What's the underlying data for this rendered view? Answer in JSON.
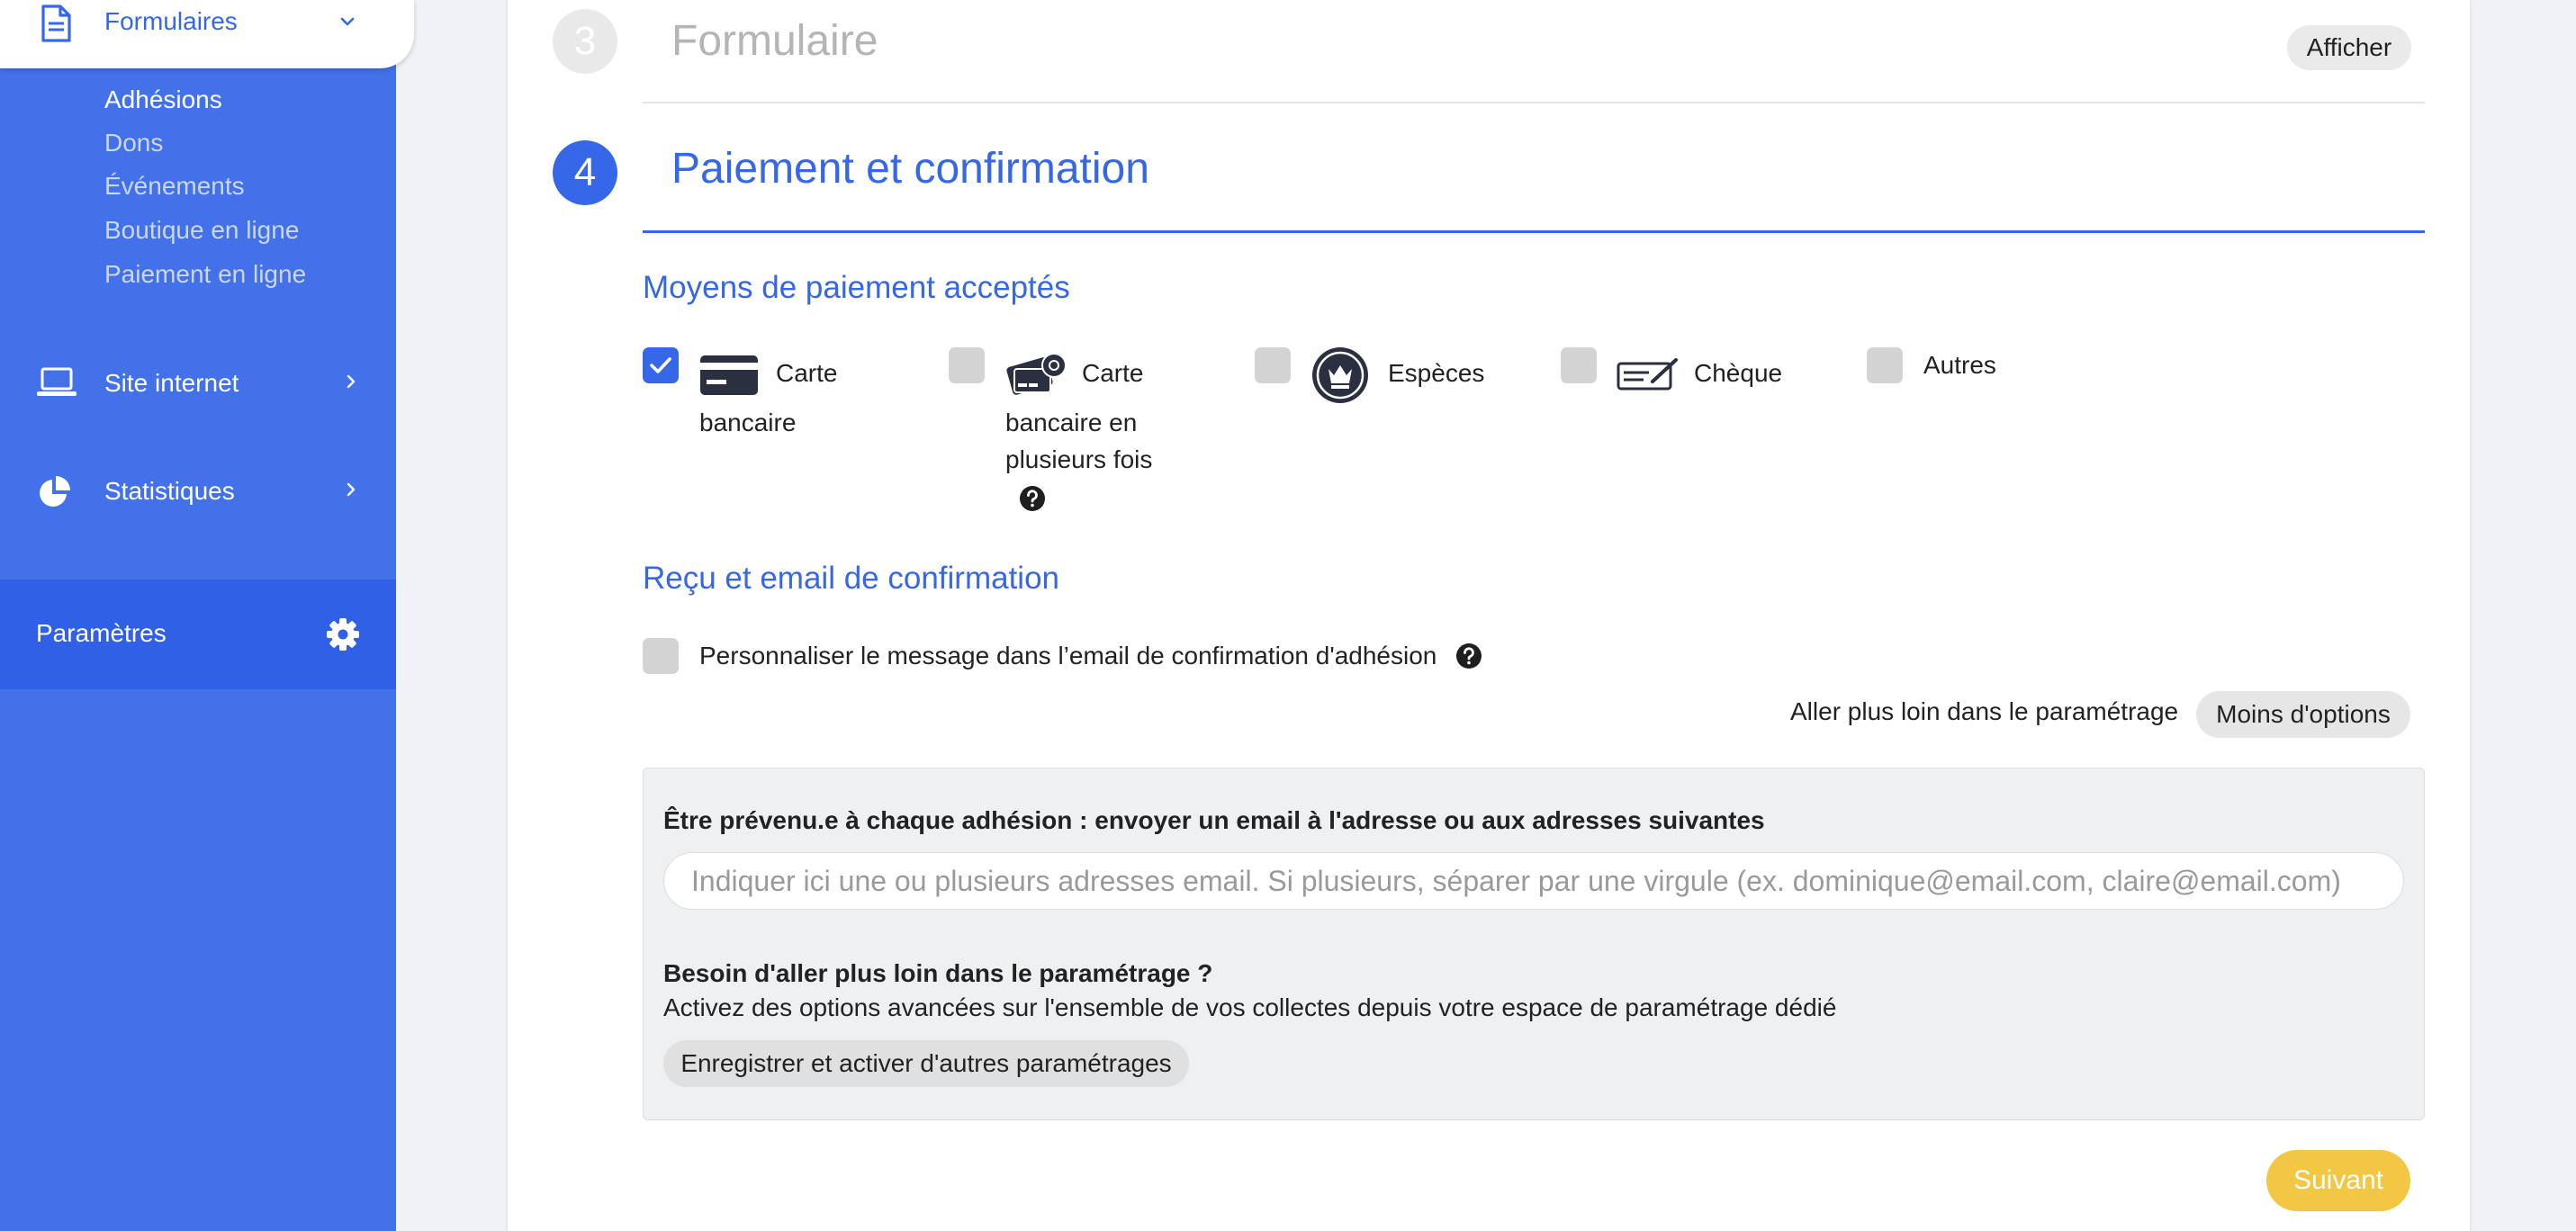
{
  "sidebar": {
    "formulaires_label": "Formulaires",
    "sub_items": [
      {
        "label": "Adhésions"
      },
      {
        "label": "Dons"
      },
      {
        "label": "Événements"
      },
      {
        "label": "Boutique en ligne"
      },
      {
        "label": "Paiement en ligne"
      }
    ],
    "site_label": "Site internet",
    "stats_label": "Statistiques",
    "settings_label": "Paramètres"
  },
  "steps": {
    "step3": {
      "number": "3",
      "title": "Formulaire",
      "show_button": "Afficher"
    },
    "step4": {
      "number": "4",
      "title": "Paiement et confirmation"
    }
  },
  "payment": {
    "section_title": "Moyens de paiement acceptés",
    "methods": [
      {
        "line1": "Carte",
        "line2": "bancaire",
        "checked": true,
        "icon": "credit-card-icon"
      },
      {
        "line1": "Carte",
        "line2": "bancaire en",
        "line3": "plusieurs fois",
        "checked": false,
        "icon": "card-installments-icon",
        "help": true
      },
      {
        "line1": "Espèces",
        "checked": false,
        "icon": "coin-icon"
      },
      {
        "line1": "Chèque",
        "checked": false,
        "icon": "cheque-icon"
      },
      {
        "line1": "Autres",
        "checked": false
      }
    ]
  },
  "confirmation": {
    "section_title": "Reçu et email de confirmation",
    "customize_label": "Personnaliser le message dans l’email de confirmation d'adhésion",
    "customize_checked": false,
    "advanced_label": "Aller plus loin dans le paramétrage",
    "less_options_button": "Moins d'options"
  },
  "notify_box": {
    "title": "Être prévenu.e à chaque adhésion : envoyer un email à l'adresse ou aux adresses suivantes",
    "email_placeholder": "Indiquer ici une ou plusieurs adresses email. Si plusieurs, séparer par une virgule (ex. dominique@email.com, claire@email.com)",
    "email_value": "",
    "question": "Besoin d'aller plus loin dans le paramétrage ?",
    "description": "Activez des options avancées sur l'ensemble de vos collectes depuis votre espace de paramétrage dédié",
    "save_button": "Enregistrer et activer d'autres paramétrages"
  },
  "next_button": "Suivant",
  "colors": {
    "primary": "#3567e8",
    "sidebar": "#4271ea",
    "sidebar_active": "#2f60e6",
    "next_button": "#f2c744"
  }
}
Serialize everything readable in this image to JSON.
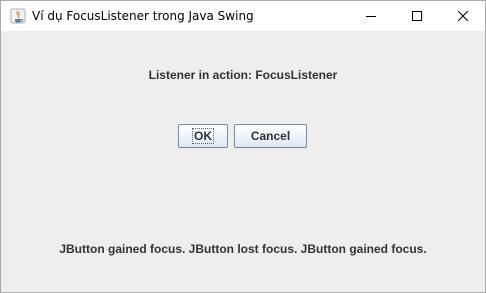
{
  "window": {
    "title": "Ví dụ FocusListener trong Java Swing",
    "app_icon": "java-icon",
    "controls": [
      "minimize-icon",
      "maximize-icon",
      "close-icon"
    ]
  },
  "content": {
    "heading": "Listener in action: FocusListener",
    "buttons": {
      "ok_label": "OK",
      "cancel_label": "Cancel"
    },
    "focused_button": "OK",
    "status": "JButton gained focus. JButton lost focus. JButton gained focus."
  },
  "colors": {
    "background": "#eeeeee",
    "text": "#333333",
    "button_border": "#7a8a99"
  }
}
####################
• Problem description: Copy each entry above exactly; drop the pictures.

• Expected answer:
What's the underlying data for this rendered view? Answer in JSON.
{
  "sidebar": {
    "formulaires_label": "Formulaires",
    "sub_items": [
      {
        "label": "Adhésions"
      },
      {
        "label": "Dons"
      },
      {
        "label": "Événements"
      },
      {
        "label": "Boutique en ligne"
      },
      {
        "label": "Paiement en ligne"
      }
    ],
    "site_label": "Site internet",
    "stats_label": "Statistiques",
    "settings_label": "Paramètres"
  },
  "steps": {
    "step3": {
      "number": "3",
      "title": "Formulaire",
      "show_button": "Afficher"
    },
    "step4": {
      "number": "4",
      "title": "Paiement et confirmation"
    }
  },
  "payment": {
    "section_title": "Moyens de paiement acceptés",
    "methods": [
      {
        "line1": "Carte",
        "line2": "bancaire",
        "checked": true,
        "icon": "credit-card-icon"
      },
      {
        "line1": "Carte",
        "line2": "bancaire en",
        "line3": "plusieurs fois",
        "checked": false,
        "icon": "card-installments-icon",
        "help": true
      },
      {
        "line1": "Espèces",
        "checked": false,
        "icon": "coin-icon"
      },
      {
        "line1": "Chèque",
        "checked": false,
        "icon": "cheque-icon"
      },
      {
        "line1": "Autres",
        "checked": false
      }
    ]
  },
  "confirmation": {
    "section_title": "Reçu et email de confirmation",
    "customize_label": "Personnaliser le message dans l’email de confirmation d'adhésion",
    "customize_checked": false,
    "advanced_label": "Aller plus loin dans le paramétrage",
    "less_options_button": "Moins d'options"
  },
  "notify_box": {
    "title": "Être prévenu.e à chaque adhésion : envoyer un email à l'adresse ou aux adresses suivantes",
    "email_placeholder": "Indiquer ici une ou plusieurs adresses email. Si plusieurs, séparer par une virgule (ex. dominique@email.com, claire@email.com)",
    "email_value": "",
    "question": "Besoin d'aller plus loin dans le paramétrage ?",
    "description": "Activez des options avancées sur l'ensemble de vos collectes depuis votre espace de paramétrage dédié",
    "save_button": "Enregistrer et activer d'autres paramétrages"
  },
  "next_button": "Suivant",
  "colors": {
    "primary": "#3567e8",
    "sidebar": "#4271ea",
    "sidebar_active": "#2f60e6",
    "next_button": "#f2c744"
  }
}
Serialize everything readable in this image to JSON.
{
  "window": {
    "title": "Ví dụ FocusListener trong Java Swing",
    "app_icon": "java-icon",
    "controls": [
      "minimize-icon",
      "maximize-icon",
      "close-icon"
    ]
  },
  "content": {
    "heading": "Listener in action: FocusListener",
    "buttons": {
      "ok_label": "OK",
      "cancel_label": "Cancel"
    },
    "focused_button": "OK",
    "status": "JButton gained focus. JButton lost focus. JButton gained focus."
  },
  "colors": {
    "background": "#eeeeee",
    "text": "#333333",
    "button_border": "#7a8a99"
  }
}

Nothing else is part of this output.